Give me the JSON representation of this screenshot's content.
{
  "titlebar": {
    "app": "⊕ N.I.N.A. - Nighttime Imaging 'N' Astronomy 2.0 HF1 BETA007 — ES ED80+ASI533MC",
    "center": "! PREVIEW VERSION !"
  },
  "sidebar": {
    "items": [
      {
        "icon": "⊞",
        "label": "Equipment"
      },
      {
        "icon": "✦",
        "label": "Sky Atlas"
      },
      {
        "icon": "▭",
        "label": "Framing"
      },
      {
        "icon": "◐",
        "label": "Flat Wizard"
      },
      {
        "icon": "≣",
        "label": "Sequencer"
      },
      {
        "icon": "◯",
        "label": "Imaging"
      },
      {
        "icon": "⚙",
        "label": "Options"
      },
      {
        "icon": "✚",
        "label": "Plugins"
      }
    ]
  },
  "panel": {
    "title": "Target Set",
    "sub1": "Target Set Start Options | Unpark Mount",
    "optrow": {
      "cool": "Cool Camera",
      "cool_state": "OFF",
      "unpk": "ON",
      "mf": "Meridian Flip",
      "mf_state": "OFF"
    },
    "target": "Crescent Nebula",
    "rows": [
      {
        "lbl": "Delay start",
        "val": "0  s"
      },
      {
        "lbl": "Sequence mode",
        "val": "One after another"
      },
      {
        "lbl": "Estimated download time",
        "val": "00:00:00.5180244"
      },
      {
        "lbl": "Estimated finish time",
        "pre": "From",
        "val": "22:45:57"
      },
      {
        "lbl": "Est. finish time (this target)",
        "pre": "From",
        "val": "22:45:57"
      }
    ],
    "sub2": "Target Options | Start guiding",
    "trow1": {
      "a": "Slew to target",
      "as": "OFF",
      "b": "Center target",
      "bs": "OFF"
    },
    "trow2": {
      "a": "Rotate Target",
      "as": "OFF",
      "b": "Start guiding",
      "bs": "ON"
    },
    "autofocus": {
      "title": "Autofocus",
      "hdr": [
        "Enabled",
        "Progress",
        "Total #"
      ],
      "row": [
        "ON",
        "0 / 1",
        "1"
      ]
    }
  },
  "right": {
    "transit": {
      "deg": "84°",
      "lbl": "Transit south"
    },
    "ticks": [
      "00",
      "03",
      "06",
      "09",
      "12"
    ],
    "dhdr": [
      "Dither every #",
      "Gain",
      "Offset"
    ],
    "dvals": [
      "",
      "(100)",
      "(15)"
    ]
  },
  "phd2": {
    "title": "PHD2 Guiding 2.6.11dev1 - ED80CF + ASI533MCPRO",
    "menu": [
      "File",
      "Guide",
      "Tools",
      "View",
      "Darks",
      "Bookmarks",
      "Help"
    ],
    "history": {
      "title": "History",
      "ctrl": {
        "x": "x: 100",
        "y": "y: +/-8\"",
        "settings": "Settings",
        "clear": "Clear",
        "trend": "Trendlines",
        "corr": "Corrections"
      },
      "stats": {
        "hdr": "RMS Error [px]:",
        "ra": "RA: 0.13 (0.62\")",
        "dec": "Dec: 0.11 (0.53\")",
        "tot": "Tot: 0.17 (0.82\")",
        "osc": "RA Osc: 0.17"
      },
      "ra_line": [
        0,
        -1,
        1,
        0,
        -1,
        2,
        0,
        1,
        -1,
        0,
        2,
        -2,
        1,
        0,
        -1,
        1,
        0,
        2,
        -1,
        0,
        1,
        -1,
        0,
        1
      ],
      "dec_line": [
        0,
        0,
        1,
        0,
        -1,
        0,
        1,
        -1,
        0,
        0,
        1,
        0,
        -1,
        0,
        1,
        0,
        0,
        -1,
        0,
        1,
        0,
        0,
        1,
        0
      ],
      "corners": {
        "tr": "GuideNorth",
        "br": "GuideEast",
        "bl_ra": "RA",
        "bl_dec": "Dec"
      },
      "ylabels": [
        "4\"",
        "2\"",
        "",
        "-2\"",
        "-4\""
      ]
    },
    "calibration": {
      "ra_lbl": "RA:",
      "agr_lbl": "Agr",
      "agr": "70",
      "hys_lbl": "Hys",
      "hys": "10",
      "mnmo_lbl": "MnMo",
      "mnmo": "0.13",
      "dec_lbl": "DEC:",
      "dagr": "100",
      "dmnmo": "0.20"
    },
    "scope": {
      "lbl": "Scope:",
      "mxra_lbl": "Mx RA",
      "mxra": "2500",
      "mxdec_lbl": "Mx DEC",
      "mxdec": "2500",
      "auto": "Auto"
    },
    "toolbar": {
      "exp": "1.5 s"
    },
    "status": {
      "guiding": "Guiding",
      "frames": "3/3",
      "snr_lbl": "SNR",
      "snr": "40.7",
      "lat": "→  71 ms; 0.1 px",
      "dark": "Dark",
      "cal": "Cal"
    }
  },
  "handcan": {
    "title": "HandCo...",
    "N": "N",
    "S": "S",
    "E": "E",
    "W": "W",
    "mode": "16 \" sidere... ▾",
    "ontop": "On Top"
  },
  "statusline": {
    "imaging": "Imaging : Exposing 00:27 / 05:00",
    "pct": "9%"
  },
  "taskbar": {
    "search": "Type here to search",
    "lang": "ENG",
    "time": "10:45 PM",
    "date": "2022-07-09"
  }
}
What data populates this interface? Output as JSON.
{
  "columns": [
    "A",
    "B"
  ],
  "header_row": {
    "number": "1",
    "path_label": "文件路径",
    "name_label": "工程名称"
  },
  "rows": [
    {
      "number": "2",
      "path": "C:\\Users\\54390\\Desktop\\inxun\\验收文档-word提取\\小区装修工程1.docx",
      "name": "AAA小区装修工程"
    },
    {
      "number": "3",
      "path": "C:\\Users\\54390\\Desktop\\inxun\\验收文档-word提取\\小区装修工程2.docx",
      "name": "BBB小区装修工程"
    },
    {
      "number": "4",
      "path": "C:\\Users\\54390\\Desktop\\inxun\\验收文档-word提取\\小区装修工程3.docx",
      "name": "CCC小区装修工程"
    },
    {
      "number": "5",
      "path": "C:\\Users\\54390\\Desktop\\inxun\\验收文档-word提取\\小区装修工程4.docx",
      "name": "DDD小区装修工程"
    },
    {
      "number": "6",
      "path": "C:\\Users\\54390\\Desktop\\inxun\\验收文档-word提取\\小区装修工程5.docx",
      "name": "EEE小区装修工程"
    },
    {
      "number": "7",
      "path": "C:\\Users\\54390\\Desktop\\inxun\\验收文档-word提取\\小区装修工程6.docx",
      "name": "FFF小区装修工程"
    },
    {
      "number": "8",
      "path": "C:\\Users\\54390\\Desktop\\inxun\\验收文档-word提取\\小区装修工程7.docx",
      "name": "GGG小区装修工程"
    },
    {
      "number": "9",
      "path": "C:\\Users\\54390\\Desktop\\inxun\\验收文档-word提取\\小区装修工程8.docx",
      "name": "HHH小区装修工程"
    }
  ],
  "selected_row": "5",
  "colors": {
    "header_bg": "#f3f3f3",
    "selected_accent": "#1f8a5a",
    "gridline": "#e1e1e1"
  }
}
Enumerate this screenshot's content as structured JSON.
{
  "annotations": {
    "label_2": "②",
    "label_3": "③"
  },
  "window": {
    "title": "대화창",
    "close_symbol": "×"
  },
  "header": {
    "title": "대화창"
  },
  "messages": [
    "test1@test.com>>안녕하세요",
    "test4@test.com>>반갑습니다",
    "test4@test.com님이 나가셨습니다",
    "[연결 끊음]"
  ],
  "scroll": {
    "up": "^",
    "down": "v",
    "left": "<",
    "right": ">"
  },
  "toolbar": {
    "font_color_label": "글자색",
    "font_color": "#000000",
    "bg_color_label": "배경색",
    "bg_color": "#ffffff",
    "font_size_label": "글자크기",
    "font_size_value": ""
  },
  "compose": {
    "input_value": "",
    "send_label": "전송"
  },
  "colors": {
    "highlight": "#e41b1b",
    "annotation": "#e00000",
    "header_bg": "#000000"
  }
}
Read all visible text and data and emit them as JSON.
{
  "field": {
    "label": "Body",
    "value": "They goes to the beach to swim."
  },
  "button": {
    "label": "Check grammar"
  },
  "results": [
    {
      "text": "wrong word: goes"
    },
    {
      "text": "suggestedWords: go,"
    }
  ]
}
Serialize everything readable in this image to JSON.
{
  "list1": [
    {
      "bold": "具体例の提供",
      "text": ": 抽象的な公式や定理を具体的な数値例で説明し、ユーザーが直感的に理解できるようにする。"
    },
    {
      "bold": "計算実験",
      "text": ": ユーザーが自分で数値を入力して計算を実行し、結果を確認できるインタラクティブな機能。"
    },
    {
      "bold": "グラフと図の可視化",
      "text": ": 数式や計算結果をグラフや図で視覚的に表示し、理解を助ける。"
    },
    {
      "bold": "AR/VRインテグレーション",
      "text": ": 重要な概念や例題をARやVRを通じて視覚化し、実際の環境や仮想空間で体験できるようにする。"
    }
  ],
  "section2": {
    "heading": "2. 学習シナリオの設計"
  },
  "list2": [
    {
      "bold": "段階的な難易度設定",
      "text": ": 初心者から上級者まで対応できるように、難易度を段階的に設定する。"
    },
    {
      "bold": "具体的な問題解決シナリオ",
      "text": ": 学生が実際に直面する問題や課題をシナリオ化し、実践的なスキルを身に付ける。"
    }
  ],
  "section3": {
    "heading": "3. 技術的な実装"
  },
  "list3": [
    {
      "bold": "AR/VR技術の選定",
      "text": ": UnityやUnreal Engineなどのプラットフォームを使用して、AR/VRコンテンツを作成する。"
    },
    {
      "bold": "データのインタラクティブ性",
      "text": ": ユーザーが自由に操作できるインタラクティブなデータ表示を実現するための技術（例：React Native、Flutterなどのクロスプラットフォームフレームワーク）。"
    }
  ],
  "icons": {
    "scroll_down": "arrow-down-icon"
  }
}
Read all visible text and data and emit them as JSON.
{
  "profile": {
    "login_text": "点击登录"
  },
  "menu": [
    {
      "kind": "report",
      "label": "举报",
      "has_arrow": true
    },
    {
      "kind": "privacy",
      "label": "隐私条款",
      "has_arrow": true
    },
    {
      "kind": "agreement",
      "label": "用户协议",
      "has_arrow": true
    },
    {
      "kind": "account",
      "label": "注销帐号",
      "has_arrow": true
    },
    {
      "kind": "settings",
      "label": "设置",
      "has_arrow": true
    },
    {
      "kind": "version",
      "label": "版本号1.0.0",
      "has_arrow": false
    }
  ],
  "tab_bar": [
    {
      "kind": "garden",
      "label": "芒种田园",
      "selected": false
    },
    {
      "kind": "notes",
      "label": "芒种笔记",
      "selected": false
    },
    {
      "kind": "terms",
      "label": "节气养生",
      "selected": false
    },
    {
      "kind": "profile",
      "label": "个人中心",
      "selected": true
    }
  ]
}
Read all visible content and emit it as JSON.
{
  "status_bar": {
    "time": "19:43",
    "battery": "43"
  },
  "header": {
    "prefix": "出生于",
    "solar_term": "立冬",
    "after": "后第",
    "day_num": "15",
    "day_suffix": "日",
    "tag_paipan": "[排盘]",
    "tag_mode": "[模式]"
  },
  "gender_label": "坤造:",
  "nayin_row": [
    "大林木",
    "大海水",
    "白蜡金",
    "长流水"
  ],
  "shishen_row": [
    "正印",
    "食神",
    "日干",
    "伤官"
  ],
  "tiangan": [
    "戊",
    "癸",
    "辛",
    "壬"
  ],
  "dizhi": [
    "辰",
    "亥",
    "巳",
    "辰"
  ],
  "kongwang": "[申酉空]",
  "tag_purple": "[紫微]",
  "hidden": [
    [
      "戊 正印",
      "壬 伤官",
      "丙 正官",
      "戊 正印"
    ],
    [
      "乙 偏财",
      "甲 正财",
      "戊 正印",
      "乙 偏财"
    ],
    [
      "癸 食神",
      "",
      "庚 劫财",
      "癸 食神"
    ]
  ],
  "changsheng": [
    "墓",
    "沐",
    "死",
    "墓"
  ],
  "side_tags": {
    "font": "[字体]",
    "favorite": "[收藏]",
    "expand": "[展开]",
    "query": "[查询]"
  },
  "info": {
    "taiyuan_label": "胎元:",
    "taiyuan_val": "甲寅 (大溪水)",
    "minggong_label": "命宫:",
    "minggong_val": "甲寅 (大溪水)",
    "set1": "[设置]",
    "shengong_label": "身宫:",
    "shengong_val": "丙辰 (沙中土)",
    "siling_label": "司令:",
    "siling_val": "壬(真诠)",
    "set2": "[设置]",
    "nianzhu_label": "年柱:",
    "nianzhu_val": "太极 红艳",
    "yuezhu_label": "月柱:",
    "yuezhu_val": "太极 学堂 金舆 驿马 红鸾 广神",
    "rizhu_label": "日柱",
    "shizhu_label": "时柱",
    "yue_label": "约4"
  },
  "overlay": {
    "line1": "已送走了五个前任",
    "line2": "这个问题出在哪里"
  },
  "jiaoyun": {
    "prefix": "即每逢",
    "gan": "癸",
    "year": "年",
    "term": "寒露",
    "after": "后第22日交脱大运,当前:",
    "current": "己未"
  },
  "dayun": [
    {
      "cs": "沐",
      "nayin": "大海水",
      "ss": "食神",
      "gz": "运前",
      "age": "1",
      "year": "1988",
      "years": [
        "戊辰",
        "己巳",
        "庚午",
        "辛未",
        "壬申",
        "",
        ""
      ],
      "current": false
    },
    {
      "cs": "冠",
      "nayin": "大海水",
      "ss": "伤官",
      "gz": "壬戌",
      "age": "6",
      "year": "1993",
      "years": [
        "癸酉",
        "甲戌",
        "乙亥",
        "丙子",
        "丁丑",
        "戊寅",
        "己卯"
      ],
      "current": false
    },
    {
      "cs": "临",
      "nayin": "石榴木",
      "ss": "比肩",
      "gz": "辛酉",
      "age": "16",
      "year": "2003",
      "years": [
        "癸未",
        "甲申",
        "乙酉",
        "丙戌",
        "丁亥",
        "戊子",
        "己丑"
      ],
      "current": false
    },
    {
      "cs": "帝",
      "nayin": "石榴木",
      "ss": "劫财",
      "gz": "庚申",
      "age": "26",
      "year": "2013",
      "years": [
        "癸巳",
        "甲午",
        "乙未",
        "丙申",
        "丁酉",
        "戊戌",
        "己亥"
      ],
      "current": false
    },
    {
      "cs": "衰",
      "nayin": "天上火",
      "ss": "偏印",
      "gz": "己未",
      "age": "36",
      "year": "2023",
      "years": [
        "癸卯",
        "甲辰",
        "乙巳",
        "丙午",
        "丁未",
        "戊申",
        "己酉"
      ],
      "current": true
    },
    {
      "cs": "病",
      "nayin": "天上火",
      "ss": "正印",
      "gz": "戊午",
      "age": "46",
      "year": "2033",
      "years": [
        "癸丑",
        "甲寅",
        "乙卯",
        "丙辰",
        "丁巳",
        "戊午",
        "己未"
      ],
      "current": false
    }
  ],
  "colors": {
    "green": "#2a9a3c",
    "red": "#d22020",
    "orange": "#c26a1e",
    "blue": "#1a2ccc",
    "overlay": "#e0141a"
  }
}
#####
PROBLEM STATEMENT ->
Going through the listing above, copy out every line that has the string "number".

THE COMPLETED TASK ->
    "number": "1",
      "number": "2",
      "number": "3",
      "number": "4",
      "number": "5",
      "number": "6",
      "number": "7",
      "number": "8",
      "number": "9",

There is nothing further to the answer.